### Exercise
Every entry must be output exactly as it was written.

•••••

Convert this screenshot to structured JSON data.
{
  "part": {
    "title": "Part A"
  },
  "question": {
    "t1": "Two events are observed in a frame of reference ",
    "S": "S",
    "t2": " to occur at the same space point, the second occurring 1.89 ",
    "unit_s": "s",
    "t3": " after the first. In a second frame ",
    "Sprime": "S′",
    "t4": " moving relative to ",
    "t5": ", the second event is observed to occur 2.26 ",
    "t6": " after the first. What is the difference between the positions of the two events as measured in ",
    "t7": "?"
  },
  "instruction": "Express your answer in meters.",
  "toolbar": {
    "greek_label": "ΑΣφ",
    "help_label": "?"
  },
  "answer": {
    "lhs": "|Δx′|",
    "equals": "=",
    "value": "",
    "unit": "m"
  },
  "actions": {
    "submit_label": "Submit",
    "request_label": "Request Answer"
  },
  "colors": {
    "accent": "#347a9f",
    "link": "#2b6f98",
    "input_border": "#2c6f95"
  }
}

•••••

### Result below
Convert this screenshot to structured JSON data.
{
  "part": {
    "title": "Part A"
  },
  "question": {
    "t1": "Two events are observed in a frame of reference ",
    "S": "S",
    "t2": " to occur at the same space point, the second occurring 1.89 ",
    "unit_s": "s",
    "t3": " after the first. In a second frame ",
    "Sprime": "S′",
    "t4": " moving relative to ",
    "t5": ", the second event is observed to occur 2.26 ",
    "t6": " after the first. What is the difference between the positions of the two events as measured in ",
    "t7": "?"
  },
  "instruction": "Express your answer in meters.",
  "toolbar": {
    "greek_label": "ΑΣφ",
    "help_label": "?"
  },
  "answer": {
    "lhs": "|Δx′|",
    "equals": "=",
    "value": "",
    "unit": "m"
  },
  "actions": {
    "submit_label": "Submit",
    "request_label": "Request Answer"
  },
  "colors": {
    "accent": "#347a9f",
    "link": "#2b6f98",
    "input_border": "#2c6f95"
  }
}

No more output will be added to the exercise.